By the summer I was in tears with my coach, despairing the fog that enveloped me, my relationship with alcohol had gotten more complicated. It held such a strong allure. It was seamlessly interwoven with all celebratory events. And all bad/sad/mad events. And all tedious events. It always signaled “time to connect and enjoy” at social events and “time to unwind” at the end of many days. Reaching for a drink had gone into autopilot.
That summer, I named the primary culprit for my pain. And, yet, I didn’t do anything about it. I wasn’t sure how to go about giving up this part of my life. How to suddenly let go of a substance that had been at almost every hard and beautiful moment of my adult life.
So, I sat with the knowledge. I observed myself and my behaviors. I tried to be kind to myself. And I trusted that even if I didn’t see change externally, I was in process.
In early November, 2018, I was in Austin, Texas for a coaching conference. I was sharing a room with Savanna, a woman I’d come to know and love through our many video chats and phone calls. She was radiant. Brilliant. Deeply empathic. Incredibly health conscious. I was intimidated. And completely affirmed in why I had grown to care so much for her.
She was my right person/right time.
You see, I’d been journaling, contemplating, observing, and meditating/inquiring around my alcohol conundrum.

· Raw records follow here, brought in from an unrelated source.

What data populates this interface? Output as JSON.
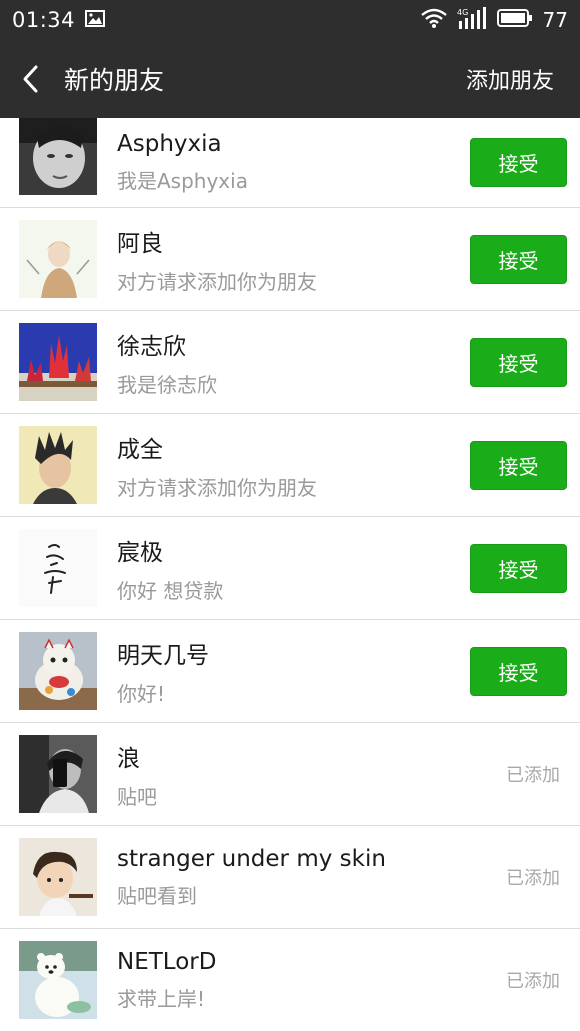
{
  "status_bar": {
    "time": "01:34",
    "battery": "77",
    "icons": [
      "image-icon",
      "wifi-icon",
      "signal-4g-icon",
      "battery-icon"
    ]
  },
  "header": {
    "title": "新的朋友",
    "action": "添加朋友",
    "back_icon": "back-arrow-icon"
  },
  "colors": {
    "bar": "#2e2e2e",
    "accept": "#1aad19"
  },
  "requests": [
    {
      "name": "Asphyxia",
      "message": "我是Asphyxia",
      "action": "接受",
      "added": false
    },
    {
      "name": "阿良",
      "message": "对方请求添加你为朋友",
      "action": "接受",
      "added": false
    },
    {
      "name": "徐志欣",
      "message": "我是徐志欣",
      "action": "接受",
      "added": false
    },
    {
      "name": "成全",
      "message": "对方请求添加你为朋友",
      "action": "接受",
      "added": false
    },
    {
      "name": "宸极",
      "message": "你好  想贷款",
      "action": "接受",
      "added": false
    },
    {
      "name": "明天几号",
      "message": "你好!",
      "action": "接受",
      "added": false
    },
    {
      "name": "浪",
      "message": "贴吧",
      "action": "已添加",
      "added": true
    },
    {
      "name": "stranger under my skin",
      "message": "贴吧看到",
      "action": "已添加",
      "added": true
    },
    {
      "name": "NETLorD",
      "message": "求带上岸!",
      "action": "已添加",
      "added": true
    }
  ]
}
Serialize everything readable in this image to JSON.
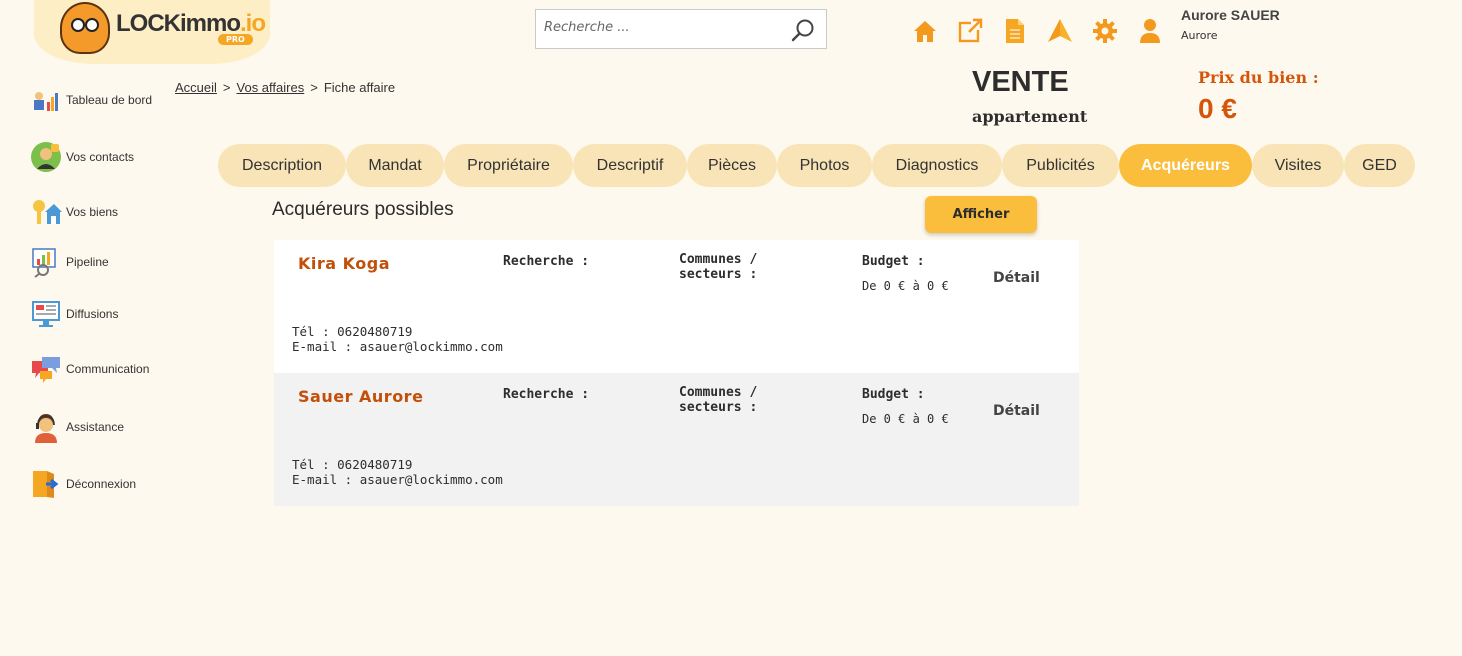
{
  "header": {
    "logo_text": "LOCKimmo",
    "logo_suffix": ".io",
    "logo_badge": "PRO",
    "search_placeholder": "Recherche ...",
    "icons": [
      "home-icon",
      "external-link-icon",
      "document-icon",
      "paper-plane-icon",
      "gear-icon"
    ],
    "user": {
      "name": "Aurore SAUER",
      "sub": "Aurore"
    }
  },
  "sidebar": {
    "items": [
      {
        "label": "Tableau de bord",
        "icon": "dashboard-icon"
      },
      {
        "label": "Vos contacts",
        "icon": "contacts-icon"
      },
      {
        "label": "Vos biens",
        "icon": "properties-icon"
      },
      {
        "label": "Pipeline",
        "icon": "pipeline-icon"
      },
      {
        "label": "Diffusions",
        "icon": "diffusion-icon"
      },
      {
        "label": "Communication",
        "icon": "communication-icon"
      },
      {
        "label": "Assistance",
        "icon": "assistance-icon"
      },
      {
        "label": "Déconnexion",
        "icon": "logout-icon"
      }
    ]
  },
  "breadcrumb": {
    "home": "Accueil",
    "affaires": "Vos affaires",
    "current": "Fiche affaire",
    "sep": ">"
  },
  "deal": {
    "type": "VENTE",
    "subtype": "appartement",
    "price_label": "Prix du bien :",
    "price_value": "0 €"
  },
  "tabs": [
    {
      "label": "Description",
      "active": false
    },
    {
      "label": "Mandat",
      "active": false
    },
    {
      "label": "Propriétaire",
      "active": false
    },
    {
      "label": "Descriptif",
      "active": false
    },
    {
      "label": "Pièces",
      "active": false
    },
    {
      "label": "Photos",
      "active": false
    },
    {
      "label": "Diagnostics",
      "active": false
    },
    {
      "label": "Publicités",
      "active": false
    },
    {
      "label": "Acquéreurs",
      "active": true
    },
    {
      "label": "Visites",
      "active": false
    },
    {
      "label": "GED",
      "active": false
    }
  ],
  "section": {
    "title": "Acquéreurs possibles",
    "show_button": "Afficher"
  },
  "labels": {
    "recherche": "Recherche :",
    "communes": "Communes /",
    "secteurs": "secteurs :",
    "budget": "Budget :",
    "detail": "Détail"
  },
  "buyers": [
    {
      "name": "Kira Koga",
      "budget": "De 0 € à 0 €",
      "tel": "Tél : 0620480719",
      "email": "E-mail : asauer@lockimmo.com"
    },
    {
      "name": "Sauer Aurore",
      "budget": "De 0 € à 0 €",
      "tel": "Tél : 0620480719",
      "email": "E-mail : asauer@lockimmo.com"
    }
  ],
  "colors": {
    "background": "#fef9ee",
    "accent": "#f5a623",
    "tab_inactive": "#f8e4b7",
    "tab_active": "#fbbd3c",
    "name_color": "#c2500a"
  }
}
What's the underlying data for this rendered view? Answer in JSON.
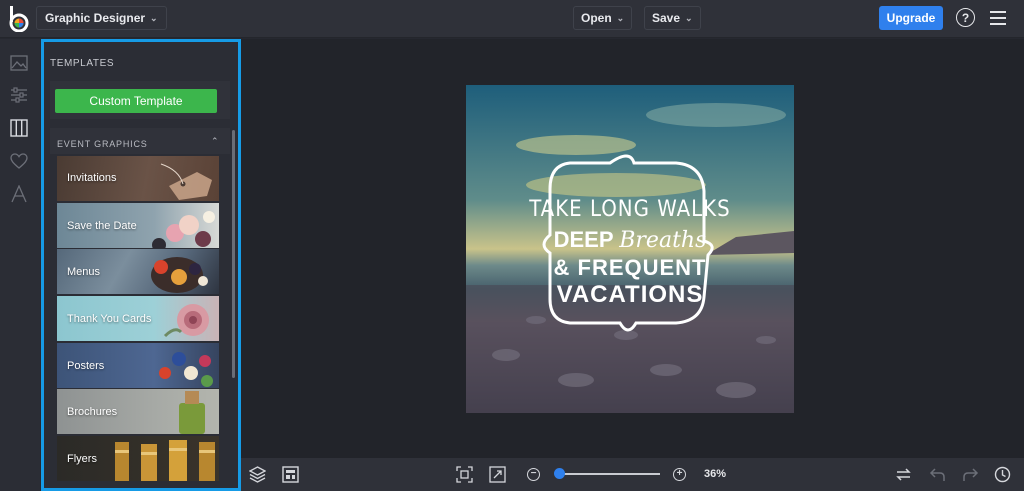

I was still in the pain of disconnection. I had been asking for help. For direction. For a path forward.
Savanna told me her story, explaining why she chose to be alcohol-free (AF). She was so passionate that I couldn’t not listen. Then, she gave me a book that changed my life. [This Naked Mind by Annie Grace] I read it all the way back to Colorado.
And the switch flipped. Effortlessly. I went from desiring a drink almost every day, to truly wanting no drink at all. It was the right resource from the right person at the right time.
Since then, I’ve researched, read, and listened to everything I can get my hands on about alcohol, especially content that addresses the relationship and journey in the “grey zone”, meaning not black or white (alcoholic or not). There’s more content than ever for people who don’t identify as alcoholics, who’ve never hit a rock bottom, but are questioning their relationship with alcohol on some level. This is the content that interests me — ways for me to continue engaging with and learning about the complexities of humans and alcohol.
In the last year, I can count the number of times I’ve had an urge to drink on two hands. I’ve had 3 separate drinks on 3 separate days, very consciously. Each time, I’ve had an inquiry in mind, and investigated if it was “worth it” to me—measuring the temporary high against the next day’s lowered mood/energy/etc. Once it was. It was a strong IPA with a dear friend, on a rooftop patio in the mountains, on her birthday, after a half-day snow shoe. It was sublime. (However, I’m not convinced the experience wouldn’t have been equally sublime without the beer.)
So, where am I now? After 11 AF months, I can’t say my body composition has improved all that much or that it cured my other vices (gummy stuff, potato chips, and reality tv). I can say this is the most aligned, connected, confident, and content I’ve felt in years. I am so grateful for the internal and external forces that came together to make this decision an easy one for me. (I am certain it would’ve become a harder one down the line.)
I am intentionally and happily living a 99% AF life. I still have little sips of things from time to time — curious if it will taste like the magic I remember (it never does). I am not 100% sober at this point. I am conscious and intentional about when, where, with whom, and why I might have a drink. I don’t say I’ll never drink again. I do say that I drink as much and as often as I want.
And it’s absolutely true.